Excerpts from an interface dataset
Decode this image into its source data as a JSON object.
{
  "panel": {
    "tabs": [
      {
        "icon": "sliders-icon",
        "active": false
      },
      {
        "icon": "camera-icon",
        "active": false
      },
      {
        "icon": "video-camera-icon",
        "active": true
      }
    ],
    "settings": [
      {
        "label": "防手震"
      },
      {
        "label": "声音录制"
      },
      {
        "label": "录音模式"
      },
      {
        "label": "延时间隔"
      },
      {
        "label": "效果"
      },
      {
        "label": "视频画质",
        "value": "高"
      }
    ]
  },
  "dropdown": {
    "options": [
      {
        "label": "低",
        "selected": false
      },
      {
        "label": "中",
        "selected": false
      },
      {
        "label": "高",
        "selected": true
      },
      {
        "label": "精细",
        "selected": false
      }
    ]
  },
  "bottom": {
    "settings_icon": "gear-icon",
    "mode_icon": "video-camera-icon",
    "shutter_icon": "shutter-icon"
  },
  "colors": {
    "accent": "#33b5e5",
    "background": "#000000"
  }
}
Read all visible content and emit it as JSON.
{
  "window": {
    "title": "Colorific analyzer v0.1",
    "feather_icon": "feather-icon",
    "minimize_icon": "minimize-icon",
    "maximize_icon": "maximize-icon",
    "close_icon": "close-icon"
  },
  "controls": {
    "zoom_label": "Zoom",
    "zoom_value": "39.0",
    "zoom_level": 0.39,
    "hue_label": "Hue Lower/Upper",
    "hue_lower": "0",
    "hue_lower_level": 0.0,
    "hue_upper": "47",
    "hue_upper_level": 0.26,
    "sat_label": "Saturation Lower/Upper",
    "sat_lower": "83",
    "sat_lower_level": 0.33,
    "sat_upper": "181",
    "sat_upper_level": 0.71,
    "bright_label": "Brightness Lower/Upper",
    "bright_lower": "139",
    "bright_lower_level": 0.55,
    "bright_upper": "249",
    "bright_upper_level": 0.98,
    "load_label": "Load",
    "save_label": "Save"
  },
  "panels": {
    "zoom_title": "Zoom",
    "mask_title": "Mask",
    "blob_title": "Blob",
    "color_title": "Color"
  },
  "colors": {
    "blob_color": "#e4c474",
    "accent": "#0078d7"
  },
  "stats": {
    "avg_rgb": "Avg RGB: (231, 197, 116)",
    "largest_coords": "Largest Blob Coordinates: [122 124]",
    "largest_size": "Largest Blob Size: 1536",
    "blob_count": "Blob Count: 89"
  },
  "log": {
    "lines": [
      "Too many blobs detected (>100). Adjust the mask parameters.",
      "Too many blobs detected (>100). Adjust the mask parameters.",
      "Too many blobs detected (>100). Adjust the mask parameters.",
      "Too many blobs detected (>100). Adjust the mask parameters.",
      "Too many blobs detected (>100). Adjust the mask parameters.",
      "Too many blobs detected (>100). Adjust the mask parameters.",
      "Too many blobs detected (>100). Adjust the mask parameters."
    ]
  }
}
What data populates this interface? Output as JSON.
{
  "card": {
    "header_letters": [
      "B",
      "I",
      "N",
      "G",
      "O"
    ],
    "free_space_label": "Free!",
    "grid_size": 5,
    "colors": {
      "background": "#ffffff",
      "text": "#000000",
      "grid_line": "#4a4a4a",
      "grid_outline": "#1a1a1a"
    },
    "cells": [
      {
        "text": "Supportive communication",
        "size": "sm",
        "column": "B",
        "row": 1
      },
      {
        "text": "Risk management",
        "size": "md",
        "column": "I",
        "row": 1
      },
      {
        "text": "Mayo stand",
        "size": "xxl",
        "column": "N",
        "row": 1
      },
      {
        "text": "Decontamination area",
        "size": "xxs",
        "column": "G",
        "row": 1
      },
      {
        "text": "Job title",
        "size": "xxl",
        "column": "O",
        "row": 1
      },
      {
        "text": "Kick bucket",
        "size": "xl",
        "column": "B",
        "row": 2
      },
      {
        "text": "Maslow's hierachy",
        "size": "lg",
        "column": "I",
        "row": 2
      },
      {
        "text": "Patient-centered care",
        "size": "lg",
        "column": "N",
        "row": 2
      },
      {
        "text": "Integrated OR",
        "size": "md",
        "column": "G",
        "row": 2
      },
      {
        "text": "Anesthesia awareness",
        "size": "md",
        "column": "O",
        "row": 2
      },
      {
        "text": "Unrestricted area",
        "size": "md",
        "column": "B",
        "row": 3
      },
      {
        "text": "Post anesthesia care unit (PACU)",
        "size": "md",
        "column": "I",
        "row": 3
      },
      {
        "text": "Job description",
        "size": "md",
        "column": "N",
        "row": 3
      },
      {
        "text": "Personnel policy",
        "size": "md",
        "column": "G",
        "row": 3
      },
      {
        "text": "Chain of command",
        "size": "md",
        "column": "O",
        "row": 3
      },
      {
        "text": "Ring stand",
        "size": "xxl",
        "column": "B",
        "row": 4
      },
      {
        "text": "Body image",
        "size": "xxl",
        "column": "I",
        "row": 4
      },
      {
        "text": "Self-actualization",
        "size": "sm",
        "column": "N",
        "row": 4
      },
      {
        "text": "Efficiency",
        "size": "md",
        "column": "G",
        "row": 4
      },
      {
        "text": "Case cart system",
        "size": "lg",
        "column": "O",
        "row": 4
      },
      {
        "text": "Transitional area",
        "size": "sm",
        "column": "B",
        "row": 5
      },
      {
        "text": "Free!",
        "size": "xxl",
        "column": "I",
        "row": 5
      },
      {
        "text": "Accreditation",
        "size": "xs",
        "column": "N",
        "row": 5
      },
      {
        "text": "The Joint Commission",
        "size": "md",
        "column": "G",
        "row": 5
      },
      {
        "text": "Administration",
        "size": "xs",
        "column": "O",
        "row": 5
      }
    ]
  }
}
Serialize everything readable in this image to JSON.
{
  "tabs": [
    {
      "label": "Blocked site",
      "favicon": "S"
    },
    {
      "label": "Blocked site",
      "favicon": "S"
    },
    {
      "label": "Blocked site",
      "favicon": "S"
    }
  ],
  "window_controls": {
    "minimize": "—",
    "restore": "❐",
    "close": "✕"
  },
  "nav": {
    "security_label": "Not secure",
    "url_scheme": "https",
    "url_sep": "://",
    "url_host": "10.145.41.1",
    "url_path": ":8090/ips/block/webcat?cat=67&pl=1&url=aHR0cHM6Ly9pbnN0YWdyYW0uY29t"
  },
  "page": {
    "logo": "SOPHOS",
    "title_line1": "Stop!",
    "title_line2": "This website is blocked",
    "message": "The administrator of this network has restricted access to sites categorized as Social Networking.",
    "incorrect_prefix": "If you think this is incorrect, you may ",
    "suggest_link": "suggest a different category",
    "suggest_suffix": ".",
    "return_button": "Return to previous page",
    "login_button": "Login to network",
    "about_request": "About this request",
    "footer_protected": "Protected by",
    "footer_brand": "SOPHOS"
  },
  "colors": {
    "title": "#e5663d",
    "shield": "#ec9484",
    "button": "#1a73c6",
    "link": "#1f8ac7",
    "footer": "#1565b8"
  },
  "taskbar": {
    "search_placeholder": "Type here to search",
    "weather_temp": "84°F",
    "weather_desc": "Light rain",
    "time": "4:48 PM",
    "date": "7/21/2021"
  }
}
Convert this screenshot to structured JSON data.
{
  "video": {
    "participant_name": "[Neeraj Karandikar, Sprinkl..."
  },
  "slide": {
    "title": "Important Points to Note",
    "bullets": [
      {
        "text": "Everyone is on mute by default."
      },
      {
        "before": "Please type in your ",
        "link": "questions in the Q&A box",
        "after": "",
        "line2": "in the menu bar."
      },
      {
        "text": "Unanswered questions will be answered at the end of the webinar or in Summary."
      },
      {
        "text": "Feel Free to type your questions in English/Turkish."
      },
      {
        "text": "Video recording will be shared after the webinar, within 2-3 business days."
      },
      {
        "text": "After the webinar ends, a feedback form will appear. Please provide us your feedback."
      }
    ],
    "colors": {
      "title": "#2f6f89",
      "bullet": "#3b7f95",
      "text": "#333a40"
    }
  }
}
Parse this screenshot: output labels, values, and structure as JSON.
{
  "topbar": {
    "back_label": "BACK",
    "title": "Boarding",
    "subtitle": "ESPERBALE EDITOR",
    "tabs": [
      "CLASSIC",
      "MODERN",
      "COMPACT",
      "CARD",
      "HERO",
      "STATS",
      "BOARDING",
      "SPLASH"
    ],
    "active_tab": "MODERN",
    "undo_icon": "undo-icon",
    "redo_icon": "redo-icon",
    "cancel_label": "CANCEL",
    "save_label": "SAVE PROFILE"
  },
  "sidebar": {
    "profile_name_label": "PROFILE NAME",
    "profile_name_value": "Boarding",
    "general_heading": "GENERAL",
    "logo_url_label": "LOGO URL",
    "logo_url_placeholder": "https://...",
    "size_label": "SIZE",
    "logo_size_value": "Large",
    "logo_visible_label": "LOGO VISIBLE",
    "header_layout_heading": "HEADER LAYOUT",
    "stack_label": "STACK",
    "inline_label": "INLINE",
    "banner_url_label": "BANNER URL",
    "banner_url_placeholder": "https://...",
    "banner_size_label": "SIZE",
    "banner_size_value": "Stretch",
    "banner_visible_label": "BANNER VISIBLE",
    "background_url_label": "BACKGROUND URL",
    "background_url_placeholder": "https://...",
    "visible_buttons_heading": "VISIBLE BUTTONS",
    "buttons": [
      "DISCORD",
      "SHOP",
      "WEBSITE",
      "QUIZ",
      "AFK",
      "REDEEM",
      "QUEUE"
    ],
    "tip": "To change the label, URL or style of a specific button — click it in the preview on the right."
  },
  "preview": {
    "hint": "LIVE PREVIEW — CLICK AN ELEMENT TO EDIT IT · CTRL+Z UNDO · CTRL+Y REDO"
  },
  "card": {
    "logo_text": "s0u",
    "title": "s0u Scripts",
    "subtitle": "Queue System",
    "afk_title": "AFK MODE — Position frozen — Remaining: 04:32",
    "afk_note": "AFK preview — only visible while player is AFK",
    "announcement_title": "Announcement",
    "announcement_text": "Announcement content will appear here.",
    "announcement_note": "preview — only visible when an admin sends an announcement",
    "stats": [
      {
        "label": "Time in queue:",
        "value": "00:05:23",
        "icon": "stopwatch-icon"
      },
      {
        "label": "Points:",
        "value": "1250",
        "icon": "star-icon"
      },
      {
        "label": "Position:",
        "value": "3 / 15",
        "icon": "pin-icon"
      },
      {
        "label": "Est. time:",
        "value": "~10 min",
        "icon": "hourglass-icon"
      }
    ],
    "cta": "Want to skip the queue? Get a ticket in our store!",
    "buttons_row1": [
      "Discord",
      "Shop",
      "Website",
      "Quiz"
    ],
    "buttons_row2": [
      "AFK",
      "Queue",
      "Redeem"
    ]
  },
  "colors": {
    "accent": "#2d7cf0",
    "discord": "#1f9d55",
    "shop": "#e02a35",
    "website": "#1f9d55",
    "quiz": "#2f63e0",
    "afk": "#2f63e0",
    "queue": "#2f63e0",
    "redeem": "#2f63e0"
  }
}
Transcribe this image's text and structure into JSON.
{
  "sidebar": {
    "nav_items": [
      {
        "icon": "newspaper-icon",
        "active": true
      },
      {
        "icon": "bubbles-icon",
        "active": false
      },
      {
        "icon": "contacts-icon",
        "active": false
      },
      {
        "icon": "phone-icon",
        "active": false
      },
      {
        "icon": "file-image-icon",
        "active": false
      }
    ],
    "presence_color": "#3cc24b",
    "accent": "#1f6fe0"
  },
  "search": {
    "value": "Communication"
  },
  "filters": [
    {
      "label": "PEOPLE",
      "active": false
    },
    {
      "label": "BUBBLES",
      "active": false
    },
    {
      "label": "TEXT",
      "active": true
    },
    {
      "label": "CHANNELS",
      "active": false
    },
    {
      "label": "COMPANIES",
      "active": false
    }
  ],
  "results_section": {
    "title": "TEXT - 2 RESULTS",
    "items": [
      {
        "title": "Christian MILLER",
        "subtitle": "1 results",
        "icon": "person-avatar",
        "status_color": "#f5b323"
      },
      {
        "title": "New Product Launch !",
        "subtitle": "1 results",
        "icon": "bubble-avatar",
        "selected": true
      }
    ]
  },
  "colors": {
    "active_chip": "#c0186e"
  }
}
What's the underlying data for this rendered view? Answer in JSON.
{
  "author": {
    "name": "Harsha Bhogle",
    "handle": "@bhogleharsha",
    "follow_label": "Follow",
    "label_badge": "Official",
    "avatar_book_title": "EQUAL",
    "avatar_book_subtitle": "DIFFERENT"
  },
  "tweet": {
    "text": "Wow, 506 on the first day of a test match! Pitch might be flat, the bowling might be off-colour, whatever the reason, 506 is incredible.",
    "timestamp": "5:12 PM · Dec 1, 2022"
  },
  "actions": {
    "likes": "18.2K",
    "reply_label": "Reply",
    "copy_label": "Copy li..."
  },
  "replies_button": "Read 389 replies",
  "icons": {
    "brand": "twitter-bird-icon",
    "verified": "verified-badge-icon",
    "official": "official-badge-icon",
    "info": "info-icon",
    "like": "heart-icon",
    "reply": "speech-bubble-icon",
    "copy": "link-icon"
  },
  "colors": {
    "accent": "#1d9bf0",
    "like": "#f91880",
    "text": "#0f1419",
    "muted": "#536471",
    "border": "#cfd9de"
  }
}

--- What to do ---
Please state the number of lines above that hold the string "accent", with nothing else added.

--- Expected answer ---
5